Every year, the third Monday in January is known as ‘Blue Monday’. The weather worsens, there’s less daylight and we’re all in a post-Christmas slump. On top of that, we’re encouraged to get fit, drink and eat less and take up a new hobby.
Some of us put our lack of motivation down to Seasonal Affective Disorder (also known as SAD or the ‘winter blues’), knowing that once the longer days arrive, we’ll feel better.
But, for others, this time of year can be very difficult. One in four of us will experience a mental health problem at some point in our life. Now more than ever – we need to focus on our mental health and wellbeing and that of our friends and family.
At Benenden Hospital, we know the importance of looking after your mental health and well-being and the impact it can also have on your physical health too. So we’ve put together a series of helpful guides which we hope you will find helpful.
Men and mental health
According to the Mental Health Foundation, around one in eight men has a common mental health problem such as anxiety, depression, panic disorder or obsessive-compulsive disorder (OCD).
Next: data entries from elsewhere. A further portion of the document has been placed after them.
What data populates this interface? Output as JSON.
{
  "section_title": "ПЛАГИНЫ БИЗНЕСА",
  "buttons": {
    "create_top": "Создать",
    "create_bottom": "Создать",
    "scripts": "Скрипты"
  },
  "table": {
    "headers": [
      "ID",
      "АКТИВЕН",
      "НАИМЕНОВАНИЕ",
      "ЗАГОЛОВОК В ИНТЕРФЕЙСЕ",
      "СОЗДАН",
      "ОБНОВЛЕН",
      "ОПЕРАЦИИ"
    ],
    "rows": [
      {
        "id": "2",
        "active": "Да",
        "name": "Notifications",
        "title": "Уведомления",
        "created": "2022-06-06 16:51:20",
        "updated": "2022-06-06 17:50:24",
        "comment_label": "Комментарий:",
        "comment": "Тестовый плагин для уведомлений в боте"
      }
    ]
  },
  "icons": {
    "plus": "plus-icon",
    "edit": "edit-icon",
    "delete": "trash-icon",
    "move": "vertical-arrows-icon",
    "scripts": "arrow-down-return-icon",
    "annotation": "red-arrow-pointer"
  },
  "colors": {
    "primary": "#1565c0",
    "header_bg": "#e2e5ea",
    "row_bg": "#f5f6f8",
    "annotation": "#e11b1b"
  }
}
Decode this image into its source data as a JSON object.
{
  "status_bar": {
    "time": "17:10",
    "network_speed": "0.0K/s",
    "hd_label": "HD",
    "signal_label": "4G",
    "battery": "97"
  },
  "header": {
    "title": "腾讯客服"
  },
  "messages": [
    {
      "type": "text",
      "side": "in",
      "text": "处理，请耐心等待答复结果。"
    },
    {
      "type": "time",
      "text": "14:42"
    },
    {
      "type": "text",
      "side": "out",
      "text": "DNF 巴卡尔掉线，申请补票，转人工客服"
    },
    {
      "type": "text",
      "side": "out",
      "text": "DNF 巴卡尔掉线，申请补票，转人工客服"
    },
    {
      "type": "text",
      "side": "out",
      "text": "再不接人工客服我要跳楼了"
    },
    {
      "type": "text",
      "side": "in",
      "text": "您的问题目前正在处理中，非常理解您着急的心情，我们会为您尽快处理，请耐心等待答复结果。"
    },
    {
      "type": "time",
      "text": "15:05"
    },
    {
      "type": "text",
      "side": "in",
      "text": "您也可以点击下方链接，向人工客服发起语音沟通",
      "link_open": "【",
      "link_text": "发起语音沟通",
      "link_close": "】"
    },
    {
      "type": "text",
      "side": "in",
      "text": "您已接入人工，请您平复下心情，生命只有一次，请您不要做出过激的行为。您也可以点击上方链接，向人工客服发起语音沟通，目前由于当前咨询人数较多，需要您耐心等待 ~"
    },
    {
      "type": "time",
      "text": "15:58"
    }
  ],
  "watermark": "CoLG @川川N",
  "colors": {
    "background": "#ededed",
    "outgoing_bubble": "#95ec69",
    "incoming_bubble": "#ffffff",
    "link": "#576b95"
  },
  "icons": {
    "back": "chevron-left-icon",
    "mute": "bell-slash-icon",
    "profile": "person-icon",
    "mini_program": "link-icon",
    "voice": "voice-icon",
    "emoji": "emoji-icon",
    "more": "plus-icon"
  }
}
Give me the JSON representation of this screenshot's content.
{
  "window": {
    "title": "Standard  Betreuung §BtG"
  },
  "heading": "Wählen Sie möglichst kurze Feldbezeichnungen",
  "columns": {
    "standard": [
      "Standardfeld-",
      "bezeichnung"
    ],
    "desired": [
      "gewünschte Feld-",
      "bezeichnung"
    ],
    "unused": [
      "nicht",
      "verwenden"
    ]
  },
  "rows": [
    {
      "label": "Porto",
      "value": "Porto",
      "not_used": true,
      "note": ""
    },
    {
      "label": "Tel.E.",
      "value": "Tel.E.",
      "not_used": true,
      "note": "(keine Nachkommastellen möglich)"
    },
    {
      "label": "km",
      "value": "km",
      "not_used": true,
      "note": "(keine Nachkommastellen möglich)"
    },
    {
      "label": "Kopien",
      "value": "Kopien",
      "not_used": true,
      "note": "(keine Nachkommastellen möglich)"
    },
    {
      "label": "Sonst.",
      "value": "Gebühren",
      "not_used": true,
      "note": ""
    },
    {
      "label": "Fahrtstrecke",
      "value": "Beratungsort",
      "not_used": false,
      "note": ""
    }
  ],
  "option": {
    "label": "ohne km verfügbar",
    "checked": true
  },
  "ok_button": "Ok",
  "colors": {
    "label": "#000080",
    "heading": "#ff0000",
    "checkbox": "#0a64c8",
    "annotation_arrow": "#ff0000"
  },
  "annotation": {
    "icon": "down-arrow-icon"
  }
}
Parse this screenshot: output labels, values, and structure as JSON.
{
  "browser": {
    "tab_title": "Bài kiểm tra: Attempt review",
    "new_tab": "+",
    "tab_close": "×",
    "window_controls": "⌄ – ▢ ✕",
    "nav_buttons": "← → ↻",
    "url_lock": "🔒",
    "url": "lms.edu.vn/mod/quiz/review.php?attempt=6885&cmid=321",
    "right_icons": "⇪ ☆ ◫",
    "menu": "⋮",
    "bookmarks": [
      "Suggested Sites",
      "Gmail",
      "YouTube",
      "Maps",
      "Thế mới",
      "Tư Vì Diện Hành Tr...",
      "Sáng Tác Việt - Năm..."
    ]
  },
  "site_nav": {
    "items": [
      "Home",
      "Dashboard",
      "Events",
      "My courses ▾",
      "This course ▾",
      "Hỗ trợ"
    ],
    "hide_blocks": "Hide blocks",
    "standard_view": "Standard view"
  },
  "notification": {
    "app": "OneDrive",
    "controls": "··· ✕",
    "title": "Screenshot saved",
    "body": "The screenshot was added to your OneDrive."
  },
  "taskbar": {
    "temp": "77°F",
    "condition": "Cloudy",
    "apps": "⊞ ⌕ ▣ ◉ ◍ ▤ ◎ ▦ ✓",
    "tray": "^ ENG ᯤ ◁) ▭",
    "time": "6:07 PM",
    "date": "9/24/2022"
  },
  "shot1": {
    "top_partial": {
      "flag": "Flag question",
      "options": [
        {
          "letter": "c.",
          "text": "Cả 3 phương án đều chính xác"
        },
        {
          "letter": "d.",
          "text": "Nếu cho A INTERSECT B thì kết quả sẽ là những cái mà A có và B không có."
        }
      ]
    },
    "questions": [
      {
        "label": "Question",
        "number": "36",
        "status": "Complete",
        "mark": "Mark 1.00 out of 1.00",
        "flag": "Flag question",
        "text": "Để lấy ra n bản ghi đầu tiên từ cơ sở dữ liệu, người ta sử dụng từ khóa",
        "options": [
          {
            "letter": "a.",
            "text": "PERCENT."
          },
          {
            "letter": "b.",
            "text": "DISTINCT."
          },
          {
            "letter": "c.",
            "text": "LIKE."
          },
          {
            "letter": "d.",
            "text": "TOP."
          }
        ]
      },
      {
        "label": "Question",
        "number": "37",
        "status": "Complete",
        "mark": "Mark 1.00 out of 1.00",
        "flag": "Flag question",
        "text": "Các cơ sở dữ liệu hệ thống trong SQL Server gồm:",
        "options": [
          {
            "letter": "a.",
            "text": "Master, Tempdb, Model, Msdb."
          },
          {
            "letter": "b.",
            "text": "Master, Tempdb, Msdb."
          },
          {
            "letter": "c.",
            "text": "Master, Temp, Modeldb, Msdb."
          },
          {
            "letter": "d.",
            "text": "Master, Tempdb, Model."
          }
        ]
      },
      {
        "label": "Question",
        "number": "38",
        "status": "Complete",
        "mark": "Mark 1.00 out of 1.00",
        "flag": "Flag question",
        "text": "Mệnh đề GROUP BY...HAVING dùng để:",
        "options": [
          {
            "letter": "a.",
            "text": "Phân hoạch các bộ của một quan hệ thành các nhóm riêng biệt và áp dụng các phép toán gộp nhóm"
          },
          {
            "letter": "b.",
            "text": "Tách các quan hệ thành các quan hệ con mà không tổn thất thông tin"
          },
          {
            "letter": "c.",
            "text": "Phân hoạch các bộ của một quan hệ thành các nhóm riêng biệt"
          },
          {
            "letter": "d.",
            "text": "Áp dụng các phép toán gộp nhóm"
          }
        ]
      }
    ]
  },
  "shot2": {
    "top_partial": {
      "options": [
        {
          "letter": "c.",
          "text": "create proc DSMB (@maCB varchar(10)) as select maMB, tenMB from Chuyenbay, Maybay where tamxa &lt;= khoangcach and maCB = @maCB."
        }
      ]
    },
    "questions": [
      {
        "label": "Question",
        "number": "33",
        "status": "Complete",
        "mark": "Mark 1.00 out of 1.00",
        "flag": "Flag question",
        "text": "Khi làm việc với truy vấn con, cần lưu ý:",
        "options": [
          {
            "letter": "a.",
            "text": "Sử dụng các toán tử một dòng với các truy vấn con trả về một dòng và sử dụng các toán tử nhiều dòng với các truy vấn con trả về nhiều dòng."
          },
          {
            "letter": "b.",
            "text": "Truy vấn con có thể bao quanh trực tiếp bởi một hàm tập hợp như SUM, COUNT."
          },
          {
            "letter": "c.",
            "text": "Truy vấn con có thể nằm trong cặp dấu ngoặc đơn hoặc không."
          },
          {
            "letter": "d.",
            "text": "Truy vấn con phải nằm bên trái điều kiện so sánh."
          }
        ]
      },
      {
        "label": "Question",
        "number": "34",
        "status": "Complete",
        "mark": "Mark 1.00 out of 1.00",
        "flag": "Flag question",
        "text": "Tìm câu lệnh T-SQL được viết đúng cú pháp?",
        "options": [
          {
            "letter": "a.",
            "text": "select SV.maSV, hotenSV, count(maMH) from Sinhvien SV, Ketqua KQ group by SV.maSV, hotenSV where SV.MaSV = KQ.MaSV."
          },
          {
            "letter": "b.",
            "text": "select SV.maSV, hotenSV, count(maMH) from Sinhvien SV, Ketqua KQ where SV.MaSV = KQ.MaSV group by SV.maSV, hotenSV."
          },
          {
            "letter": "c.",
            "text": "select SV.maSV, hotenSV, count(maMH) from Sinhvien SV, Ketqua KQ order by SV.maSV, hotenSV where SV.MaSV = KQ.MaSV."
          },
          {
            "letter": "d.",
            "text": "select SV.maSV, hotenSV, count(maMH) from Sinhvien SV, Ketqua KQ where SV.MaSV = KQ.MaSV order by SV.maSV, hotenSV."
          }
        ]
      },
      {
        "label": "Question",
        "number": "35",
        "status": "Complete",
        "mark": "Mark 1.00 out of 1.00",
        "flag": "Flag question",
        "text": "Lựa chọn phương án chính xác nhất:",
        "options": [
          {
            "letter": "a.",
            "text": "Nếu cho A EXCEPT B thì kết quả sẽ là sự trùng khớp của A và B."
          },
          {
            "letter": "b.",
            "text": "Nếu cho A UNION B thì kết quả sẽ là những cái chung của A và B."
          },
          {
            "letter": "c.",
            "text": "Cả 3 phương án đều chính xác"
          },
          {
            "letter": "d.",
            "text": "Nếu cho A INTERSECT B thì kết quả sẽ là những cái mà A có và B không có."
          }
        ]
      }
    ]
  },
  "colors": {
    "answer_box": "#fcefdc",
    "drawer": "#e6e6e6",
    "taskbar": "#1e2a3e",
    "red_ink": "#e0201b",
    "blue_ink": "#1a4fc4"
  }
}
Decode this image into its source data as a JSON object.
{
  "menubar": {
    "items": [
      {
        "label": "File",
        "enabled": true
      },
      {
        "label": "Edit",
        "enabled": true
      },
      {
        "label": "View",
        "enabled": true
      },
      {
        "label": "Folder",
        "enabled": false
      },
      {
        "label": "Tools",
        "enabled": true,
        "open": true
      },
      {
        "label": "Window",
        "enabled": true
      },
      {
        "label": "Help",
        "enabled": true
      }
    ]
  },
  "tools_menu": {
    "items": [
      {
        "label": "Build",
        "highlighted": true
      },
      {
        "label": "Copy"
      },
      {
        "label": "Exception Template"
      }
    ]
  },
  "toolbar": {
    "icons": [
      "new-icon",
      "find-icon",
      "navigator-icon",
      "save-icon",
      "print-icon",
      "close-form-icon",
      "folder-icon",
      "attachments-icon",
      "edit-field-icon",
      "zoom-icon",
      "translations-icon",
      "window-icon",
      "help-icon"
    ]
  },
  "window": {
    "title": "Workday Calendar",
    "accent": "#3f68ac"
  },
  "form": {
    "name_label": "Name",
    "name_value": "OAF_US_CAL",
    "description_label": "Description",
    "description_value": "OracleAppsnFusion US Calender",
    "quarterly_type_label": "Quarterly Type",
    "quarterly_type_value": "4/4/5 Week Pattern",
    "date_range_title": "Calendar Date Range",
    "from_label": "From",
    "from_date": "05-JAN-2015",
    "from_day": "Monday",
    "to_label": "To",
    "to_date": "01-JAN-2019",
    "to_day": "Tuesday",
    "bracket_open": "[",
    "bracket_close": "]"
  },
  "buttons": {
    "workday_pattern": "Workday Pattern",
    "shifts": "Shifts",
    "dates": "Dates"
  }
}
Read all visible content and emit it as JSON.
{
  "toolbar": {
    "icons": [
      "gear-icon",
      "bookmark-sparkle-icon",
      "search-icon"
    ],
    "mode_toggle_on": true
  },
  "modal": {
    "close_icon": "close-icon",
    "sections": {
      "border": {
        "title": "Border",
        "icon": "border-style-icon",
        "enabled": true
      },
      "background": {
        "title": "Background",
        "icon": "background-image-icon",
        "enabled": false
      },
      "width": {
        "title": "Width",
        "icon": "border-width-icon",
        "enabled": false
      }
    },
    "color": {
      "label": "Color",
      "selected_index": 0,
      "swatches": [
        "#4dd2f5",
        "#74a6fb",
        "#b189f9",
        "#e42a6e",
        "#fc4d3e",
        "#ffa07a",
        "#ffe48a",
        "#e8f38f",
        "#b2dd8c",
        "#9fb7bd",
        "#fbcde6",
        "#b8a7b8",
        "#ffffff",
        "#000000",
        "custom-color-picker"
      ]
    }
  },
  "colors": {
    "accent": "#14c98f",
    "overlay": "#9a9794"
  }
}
If you think a male member of your family is struggling with their mental health, there are ways to help.
Mental health and the menopause
Changes in your hormone levels and the stress associated with this phase of your life can impact your mental wellbeing as well as your physical health. It’s common to experience stress, anxiety, low self-esteem, feelings of sadness, aggressiveness, and depression - as well as difficulty focusing and a lack of motivation.
Loneliness and its impact on mental health
Loneliness can be described as the feeling you get when social connections and relationships are limited or are not rewarding. However, loneliness is not the same as being alone because some people live happily without much contact with others. This varies depending on what type of person you are.
You may have a busy social life, be in a healthy relationship and have a great family and still experience feelings of loneliness. This can also worsen if you don’t feel understood by those around you, or if you have a pre-existing mental health problem. For example, if you have social anxiety, you may be in contact with people less and therefore feel lonely.
Whatever your age, our guide has some useful information on how to overcome those feelings of loneliness.
Work and mental health
Did you know that more than 40 million working days are lost each year because of poor mental health? Working too much or being consumed by your job can lead to stress and poor mental health – and can even affect you physically.
Our guides to staying healthy, happy and motivated at work and maintaining a good work/life balance can help you to avoid those feelings of dread on a Sunday and help you look forward to the week at work.
Help for mental health issues
If you need to talk to someone about your own mental health or that of someone close to you, there are services available for you to find help and advice such as NHS Every mind matters, Mind Charity, Samaritans or speak to a GP (this can be your own or using our Private GP Service).
If you find it difficult to talk about how you feel, or just want some practical advice on how to boost your mental wellbeing, we’ve put together a list of eight ways to help keep calm and carry on and shared our tips to relax and recover.
Help for your mental health at Benenden Hospital
If you've been affected by anything mentioned in this article, or would like to discuss your mental health, our fast access GP services can help. Book your appointment online today or contact our Private Patient team via Livechat or on 01580 363158.
And don’t forget that Benenden Health members can call the Mental Health Counselling Support line on 0800 414 8247. Check the Benenden Health website for limits and exclusions.
Published on 12 January 2023